In order for you to turn your question into a thesis, you need to choose one side of it. For example, you might state the thesis as, "The subplot in King Lear strengthens the main plot". To have a good thesis statement, you need to be able to take one...
In order for you to turn your question into a thesis, you need to choose one side of it. For example, you might state the thesis as, "The subplot in King Lear strengthens the main plot". To have a good thesis statement, you need to be able to take one of the major themes, conflicts, elements of plot, or principal topics and take a stance on one of them. Please go to the links below, and enotes can provide you with this information.
The role of the subplot would be a good thesis since critics disagree about it. Historically, critics looked at the parallels between the two, but more recently, they have emphasized their differences. So, you should be able to prove one or the other, depending on what you believe.
Enotes also has "Suggested Essay Topics" that I've referenced below. These are based on specific acts and scenes, but you might find a general one you could use as a thesis for the whole play. They also have "Sample Essay Outlines" based on the whole play that I have also referred to. They give you topics and a sample outline to help you get started. I wouldn't advise copying from them, but they can sure give you ideas about what you might include.
Some topics I would recommend are:
1. Love as it is shown in the play
2. Trace Lear's madness in the play -- when it begins, the specific events, etc.
3. Animal imagery in the play
Again, as a teacher, I usually look to the literary elements of any piece of literature to come up with a good thesis statement. Look at the themes, conflicts, and any of the literary elements that seem to be important. You can usually find great ideas by looking at them.

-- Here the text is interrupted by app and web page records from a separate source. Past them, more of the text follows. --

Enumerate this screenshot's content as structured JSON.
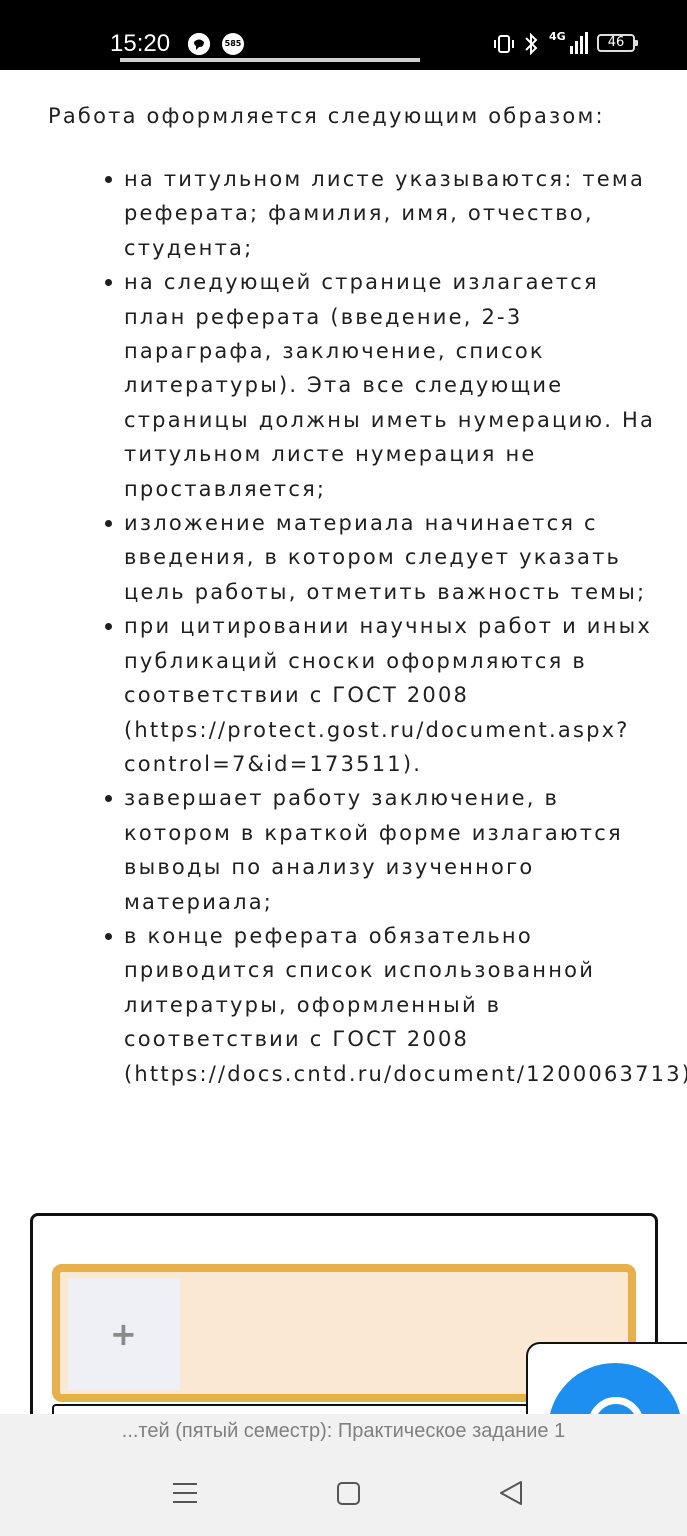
{
  "status_bar": {
    "time": "15:20",
    "notif_badge": "585",
    "network": "4G",
    "battery": "46"
  },
  "content": {
    "intro": "Работа оформляется следующим образом:",
    "bullets": [
      "на титульном листе указываются: тема\nреферата; фамилия, имя, отчество,\nстудента;",
      "на следующей странице излагается\nплан реферата (введение, 2-3\nпараграфа, заключение, список\nлитературы). Эта все следующие\nстраницы должны иметь нумерацию. На\nтитульном листе нумерация не\nпроставляется;",
      "изложение материала начинается с\nвведения, в котором следует указать\nцель работы, отметить важность темы;",
      "при цитировании научных работ и иных\nпубликаций сноски оформляются в\nсоответствии с ГОСТ 2008\n(https://protect.gost.ru/document.aspx?\ncontrol=7&id=173511).",
      "завершает работу заключение, в\nкотором в краткой форме излагаются\nвыводы по анализу изученного\nматериала;",
      "в конце реферата обязательно\nприводится список использованной\nлитературы, оформленный в\nсоответствии с ГОСТ 2008\n(https://docs.cntd.ru/document/1200063713)"
    ]
  },
  "upload": {
    "add_symbol": "+"
  },
  "browser": {
    "page_title": "...тей (пятый семестр): Практическое задание 1"
  },
  "colors": {
    "upload_border": "#e8b04b",
    "upload_fill": "#fbe8d2",
    "chat_button": "#1d8ff0"
  }
}
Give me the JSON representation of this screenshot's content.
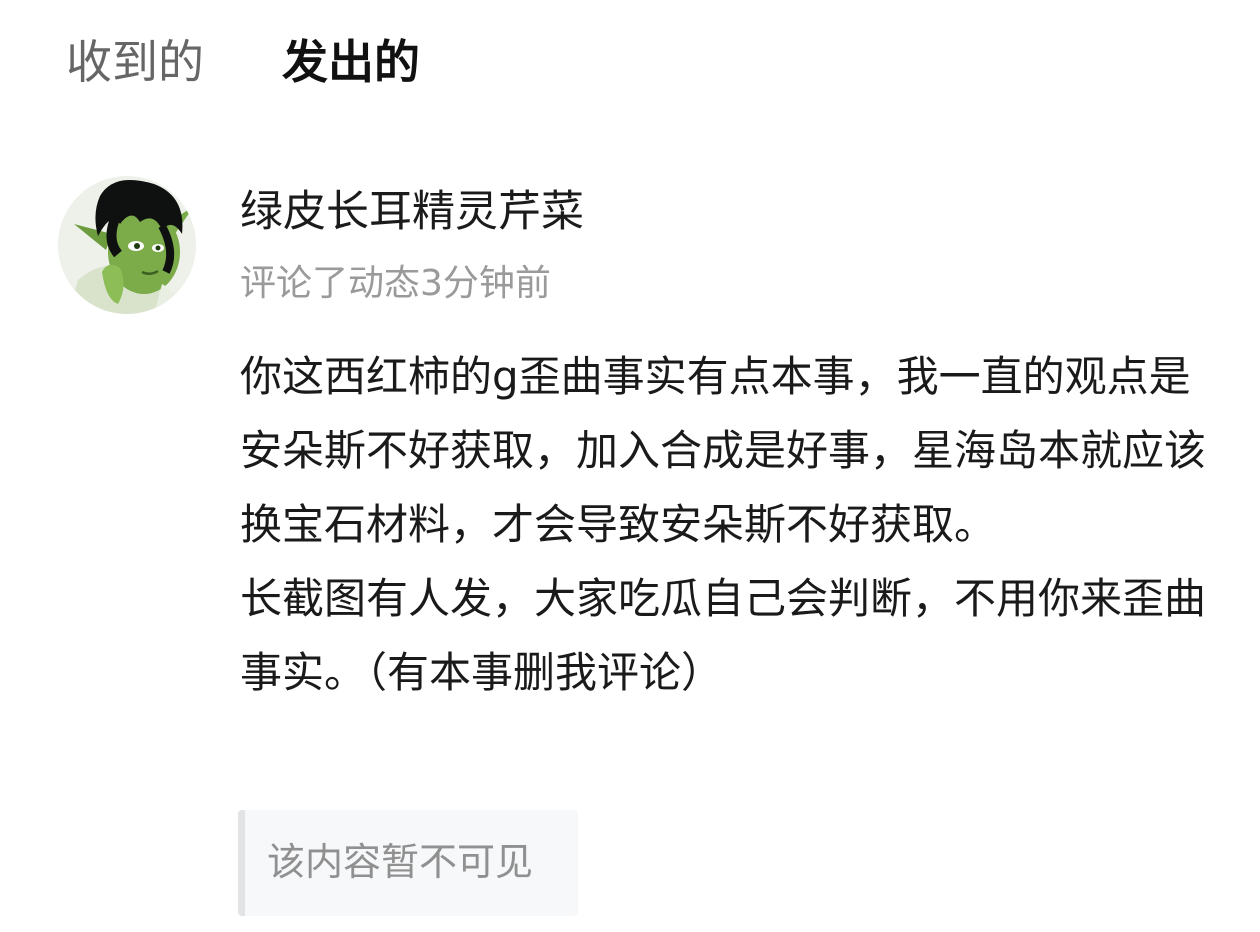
{
  "tabs": {
    "received": "收到的",
    "sent": "发出的",
    "active": "sent",
    "accent_color": "#16d3c4"
  },
  "comment": {
    "avatar_icon": "user-avatar-green-elf",
    "username": "绿皮长耳精灵芹菜",
    "meta": "评论了动态3分钟前",
    "text": "你这西红柿的g歪曲事实有点本事，我一直的观点是安朵斯不好获取，加入合成是好事，星海岛本就应该换宝石材料，才会导致安朵斯不好获取。\n长截图有人发，大家吃瓜自己会判断，不用你来歪曲事实。（有本事删我评论）",
    "quoted_content": "该内容暂不可见"
  }
}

Good luck with your paper, and don't hesitate to ask for more help if you need it.